## About this exercise
Search the listing for the string "number" and copy every line that contains it.

## Data records
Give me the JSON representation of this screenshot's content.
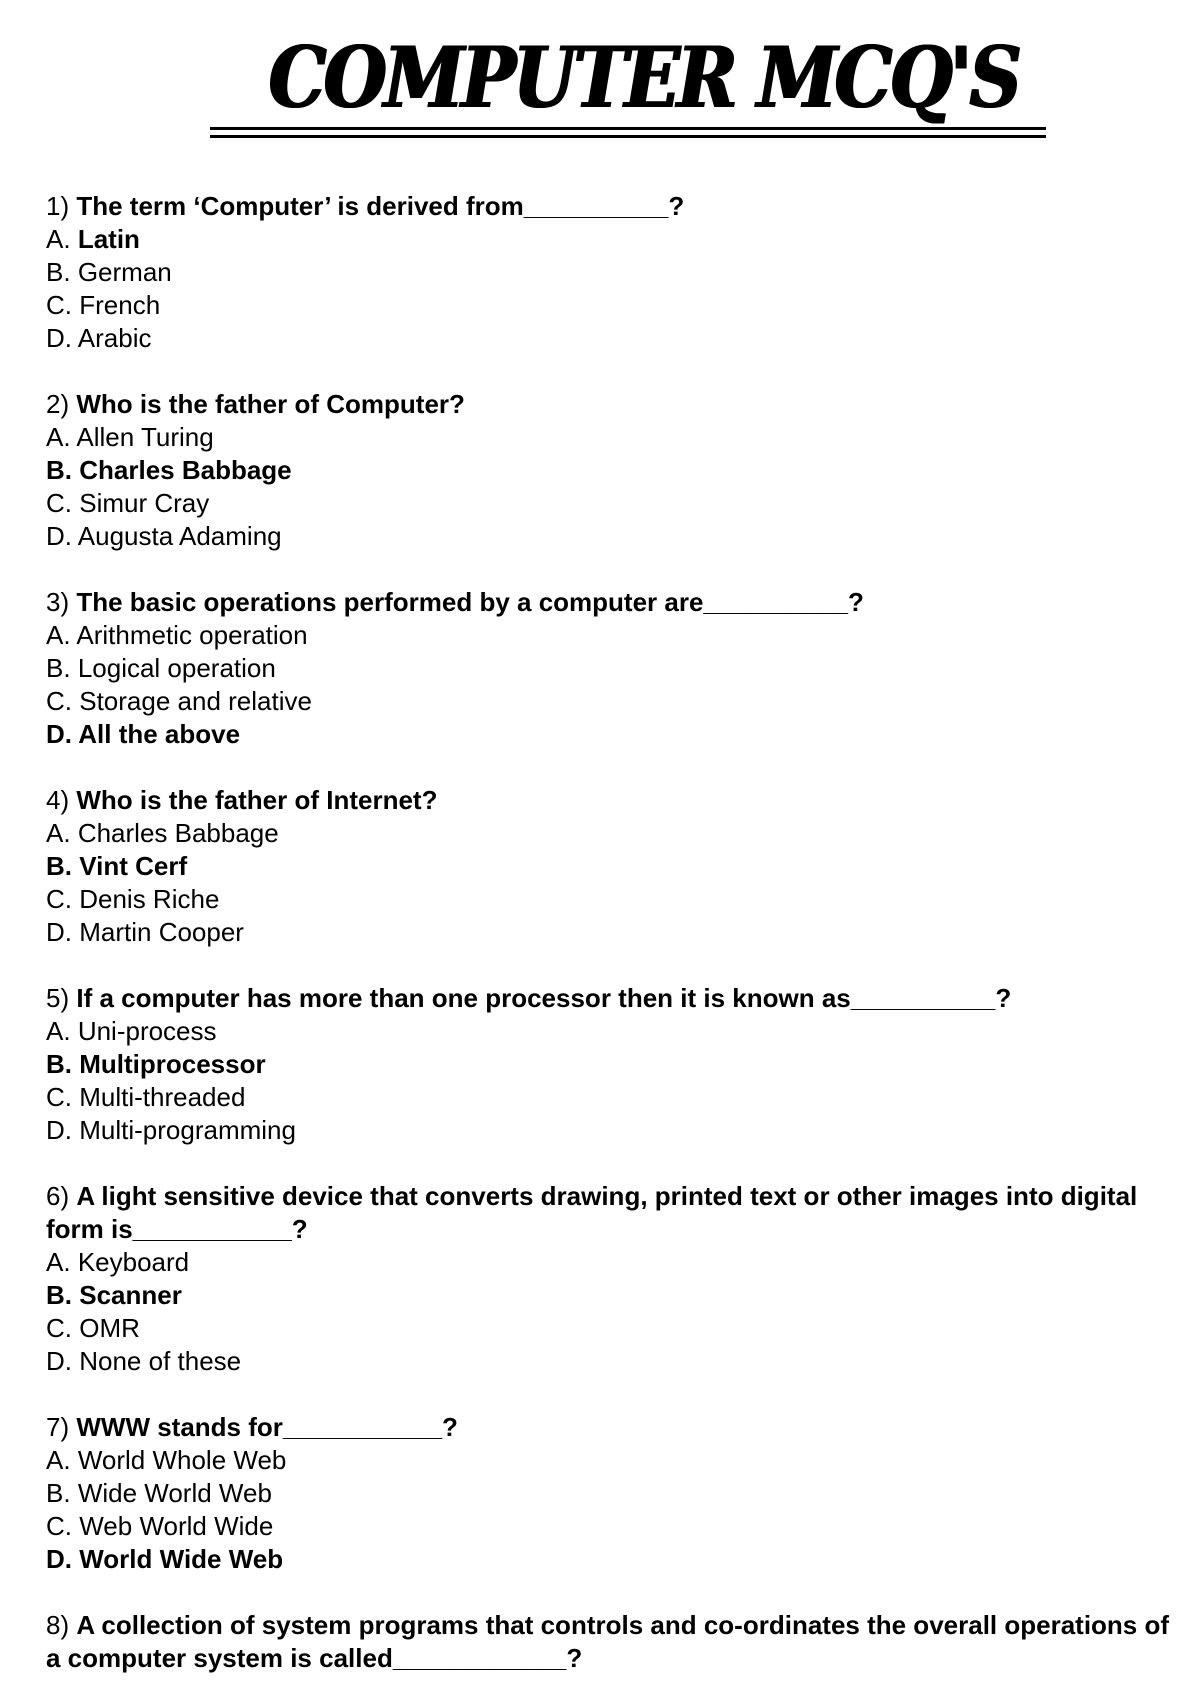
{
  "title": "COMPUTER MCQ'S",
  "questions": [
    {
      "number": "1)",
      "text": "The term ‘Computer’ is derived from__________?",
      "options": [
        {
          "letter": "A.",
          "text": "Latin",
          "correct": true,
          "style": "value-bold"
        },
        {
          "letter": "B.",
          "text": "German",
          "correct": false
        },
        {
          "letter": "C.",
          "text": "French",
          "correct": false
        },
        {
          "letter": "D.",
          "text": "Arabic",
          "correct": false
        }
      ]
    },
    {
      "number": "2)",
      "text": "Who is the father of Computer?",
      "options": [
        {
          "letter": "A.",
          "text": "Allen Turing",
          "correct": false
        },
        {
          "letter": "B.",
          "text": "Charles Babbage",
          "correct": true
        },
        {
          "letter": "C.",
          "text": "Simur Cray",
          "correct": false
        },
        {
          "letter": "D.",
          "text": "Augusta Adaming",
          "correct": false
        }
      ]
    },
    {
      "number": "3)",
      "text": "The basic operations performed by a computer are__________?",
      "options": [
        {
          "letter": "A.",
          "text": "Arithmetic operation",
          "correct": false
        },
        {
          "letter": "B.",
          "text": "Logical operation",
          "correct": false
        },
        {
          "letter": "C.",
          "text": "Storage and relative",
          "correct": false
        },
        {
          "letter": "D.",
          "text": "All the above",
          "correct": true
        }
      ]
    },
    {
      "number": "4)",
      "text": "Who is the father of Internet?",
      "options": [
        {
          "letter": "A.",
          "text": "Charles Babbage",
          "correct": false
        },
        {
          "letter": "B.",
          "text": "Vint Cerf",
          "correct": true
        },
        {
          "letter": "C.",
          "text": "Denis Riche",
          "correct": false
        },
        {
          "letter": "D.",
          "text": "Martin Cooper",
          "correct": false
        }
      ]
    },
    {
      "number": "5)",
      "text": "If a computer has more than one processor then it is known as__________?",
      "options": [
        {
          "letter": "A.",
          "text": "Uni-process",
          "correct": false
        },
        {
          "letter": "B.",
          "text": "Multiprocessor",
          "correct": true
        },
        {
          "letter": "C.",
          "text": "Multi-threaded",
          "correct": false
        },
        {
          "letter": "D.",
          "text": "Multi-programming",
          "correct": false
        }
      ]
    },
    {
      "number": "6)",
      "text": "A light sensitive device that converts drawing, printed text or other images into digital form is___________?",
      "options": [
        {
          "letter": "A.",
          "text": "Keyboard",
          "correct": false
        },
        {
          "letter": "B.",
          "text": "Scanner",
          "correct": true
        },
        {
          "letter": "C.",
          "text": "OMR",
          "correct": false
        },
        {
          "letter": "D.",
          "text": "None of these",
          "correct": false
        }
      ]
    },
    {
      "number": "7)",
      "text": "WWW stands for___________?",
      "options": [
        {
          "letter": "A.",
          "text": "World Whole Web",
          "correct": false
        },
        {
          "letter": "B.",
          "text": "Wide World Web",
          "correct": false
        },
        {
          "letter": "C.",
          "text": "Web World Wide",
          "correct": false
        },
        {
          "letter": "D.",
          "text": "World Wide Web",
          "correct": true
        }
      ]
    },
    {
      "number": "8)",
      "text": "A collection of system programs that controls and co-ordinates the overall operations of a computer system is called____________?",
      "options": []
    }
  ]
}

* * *

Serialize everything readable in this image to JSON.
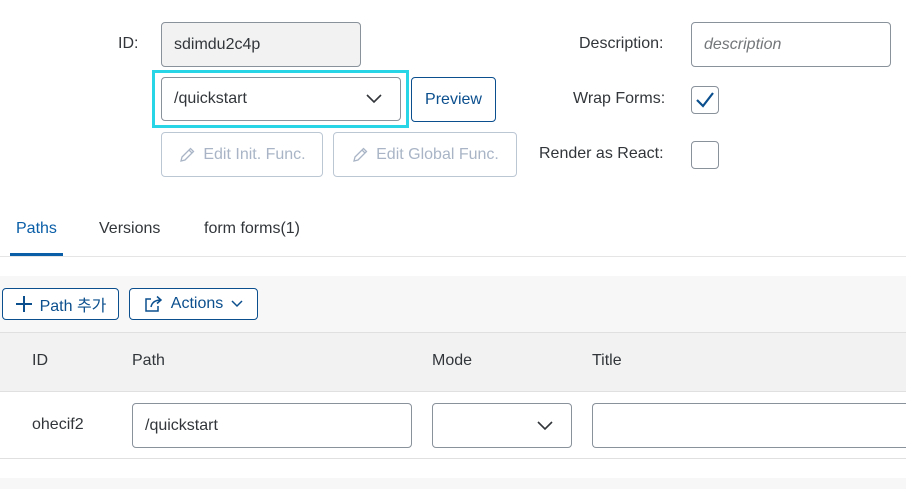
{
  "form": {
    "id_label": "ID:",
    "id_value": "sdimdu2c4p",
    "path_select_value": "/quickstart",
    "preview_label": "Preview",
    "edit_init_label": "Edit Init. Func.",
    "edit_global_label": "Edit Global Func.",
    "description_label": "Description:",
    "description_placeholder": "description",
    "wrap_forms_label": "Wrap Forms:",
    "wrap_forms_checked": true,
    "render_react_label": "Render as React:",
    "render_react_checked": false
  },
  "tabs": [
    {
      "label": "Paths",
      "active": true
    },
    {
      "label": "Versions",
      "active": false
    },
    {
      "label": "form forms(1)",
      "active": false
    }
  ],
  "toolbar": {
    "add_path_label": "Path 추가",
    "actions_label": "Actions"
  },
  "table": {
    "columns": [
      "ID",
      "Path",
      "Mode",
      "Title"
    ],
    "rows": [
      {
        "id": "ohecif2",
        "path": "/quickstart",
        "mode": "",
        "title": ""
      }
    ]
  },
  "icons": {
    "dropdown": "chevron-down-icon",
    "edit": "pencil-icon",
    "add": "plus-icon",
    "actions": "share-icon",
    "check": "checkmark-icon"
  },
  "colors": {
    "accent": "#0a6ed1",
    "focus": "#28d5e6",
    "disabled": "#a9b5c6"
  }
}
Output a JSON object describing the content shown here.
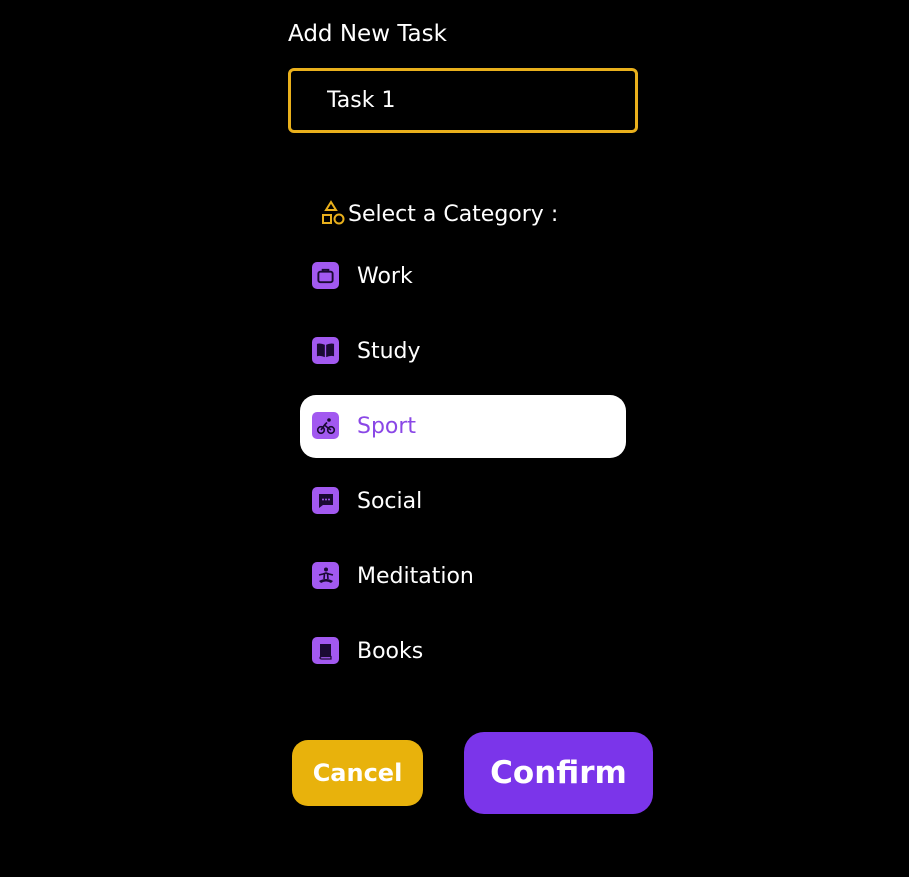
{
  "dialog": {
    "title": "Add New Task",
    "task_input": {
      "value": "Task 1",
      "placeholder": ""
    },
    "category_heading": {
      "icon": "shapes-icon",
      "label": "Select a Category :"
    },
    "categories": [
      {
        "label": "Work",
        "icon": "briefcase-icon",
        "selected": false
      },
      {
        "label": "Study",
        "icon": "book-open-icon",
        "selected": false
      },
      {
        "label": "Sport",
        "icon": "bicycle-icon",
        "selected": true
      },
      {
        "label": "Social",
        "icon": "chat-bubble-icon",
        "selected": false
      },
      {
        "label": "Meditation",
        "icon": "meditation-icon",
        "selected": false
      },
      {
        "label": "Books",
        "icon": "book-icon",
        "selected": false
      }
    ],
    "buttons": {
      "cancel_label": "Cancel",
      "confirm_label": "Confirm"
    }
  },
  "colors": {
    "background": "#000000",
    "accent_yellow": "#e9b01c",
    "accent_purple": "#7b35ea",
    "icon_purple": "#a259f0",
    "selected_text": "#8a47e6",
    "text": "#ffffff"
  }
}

## Finished task
      "number": "1)",
      "number": "2)",
      "number": "3)",
      "number": "4)",
      "number": "5)",
      "number": "6)",
      "number": "7)",
      "number": "8)",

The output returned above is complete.